§ Prompt: Write every record out again exactly as shown below.

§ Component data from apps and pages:

BEGIN

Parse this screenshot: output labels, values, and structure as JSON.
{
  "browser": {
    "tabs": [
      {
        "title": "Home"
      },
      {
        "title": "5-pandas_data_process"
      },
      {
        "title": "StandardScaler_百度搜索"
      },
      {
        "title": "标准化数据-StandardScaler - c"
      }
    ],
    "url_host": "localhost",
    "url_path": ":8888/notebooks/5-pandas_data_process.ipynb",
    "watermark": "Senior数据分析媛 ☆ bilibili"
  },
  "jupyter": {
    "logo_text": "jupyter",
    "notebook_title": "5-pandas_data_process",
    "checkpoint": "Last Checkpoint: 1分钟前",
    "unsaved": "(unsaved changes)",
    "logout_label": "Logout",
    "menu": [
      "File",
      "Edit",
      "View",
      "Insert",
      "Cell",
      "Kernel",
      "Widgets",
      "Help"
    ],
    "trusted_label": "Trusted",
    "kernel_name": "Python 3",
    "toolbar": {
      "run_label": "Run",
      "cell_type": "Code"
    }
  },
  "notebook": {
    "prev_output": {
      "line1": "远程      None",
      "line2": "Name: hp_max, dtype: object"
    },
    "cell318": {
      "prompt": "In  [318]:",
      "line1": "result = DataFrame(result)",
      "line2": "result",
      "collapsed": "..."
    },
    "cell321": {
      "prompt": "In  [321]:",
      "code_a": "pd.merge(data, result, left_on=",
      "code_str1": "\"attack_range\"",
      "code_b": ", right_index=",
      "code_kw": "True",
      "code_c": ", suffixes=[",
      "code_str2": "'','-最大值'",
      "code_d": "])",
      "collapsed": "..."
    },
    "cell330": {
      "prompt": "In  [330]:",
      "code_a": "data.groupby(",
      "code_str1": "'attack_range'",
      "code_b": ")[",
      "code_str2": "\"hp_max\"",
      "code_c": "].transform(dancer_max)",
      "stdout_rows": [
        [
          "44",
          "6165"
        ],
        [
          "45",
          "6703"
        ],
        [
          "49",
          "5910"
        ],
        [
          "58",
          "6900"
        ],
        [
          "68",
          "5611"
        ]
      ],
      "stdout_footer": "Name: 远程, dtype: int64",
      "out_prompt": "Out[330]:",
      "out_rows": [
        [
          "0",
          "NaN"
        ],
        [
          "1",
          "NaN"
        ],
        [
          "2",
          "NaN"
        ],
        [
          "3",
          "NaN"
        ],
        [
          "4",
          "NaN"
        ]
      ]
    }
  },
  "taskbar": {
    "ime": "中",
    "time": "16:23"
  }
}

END

§ Output below:
Parse this screenshot: output labels, values, and structure as JSON.
{
  "browser": {
    "tabs": [
      {
        "title": "Home"
      },
      {
        "title": "5-pandas_data_process"
      },
      {
        "title": "StandardScaler_百度搜索"
      },
      {
        "title": "标准化数据-StandardScaler - c"
      }
    ],
    "url_host": "localhost",
    "url_path": ":8888/notebooks/5-pandas_data_process.ipynb",
    "watermark": "Senior数据分析媛 ☆ bilibili"
  },
  "jupyter": {
    "logo_text": "jupyter",
    "notebook_title": "5-pandas_data_process",
    "checkpoint": "Last Checkpoint: 1分钟前",
    "unsaved": "(unsaved changes)",
    "logout_label": "Logout",
    "menu": [
      "File",
      "Edit",
      "View",
      "Insert",
      "Cell",
      "Kernel",
      "Widgets",
      "Help"
    ],
    "trusted_label": "Trusted",
    "kernel_name": "Python 3",
    "toolbar": {
      "run_label": "Run",
      "cell_type": "Code"
    }
  },
  "notebook": {
    "prev_output": {
      "line1": "远程      None",
      "line2": "Name: hp_max, dtype: object"
    },
    "cell318": {
      "prompt": "In  [318]:",
      "line1": "result = DataFrame(result)",
      "line2": "result",
      "collapsed": "..."
    },
    "cell321": {
      "prompt": "In  [321]:",
      "code_a": "pd.merge(data, result, left_on=",
      "code_str1": "\"attack_range\"",
      "code_b": ", right_index=",
      "code_kw": "True",
      "code_c": ", suffixes=[",
      "code_str2": "'','-最大值'",
      "code_d": "])",
      "collapsed": "..."
    },
    "cell330": {
      "prompt": "In  [330]:",
      "code_a": "data.groupby(",
      "code_str1": "'attack_range'",
      "code_b": ")[",
      "code_str2": "\"hp_max\"",
      "code_c": "].transform(dancer_max)",
      "stdout_rows": [
        [
          "44",
          "6165"
        ],
        [
          "45",
          "6703"
        ],
        [
          "49",
          "5910"
        ],
        [
          "58",
          "6900"
        ],
        [
          "68",
          "5611"
        ]
      ],
      "stdout_footer": "Name: 远程, dtype: int64",
      "out_prompt": "Out[330]:",
      "out_rows": [
        [
          "0",
          "NaN"
        ],
        [
          "1",
          "NaN"
        ],
        [
          "2",
          "NaN"
        ],
        [
          "3",
          "NaN"
        ],
        [
          "4",
          "NaN"
        ]
      ]
    }
  },
  "taskbar": {
    "ime": "中",
    "time": "16:23"
  }
}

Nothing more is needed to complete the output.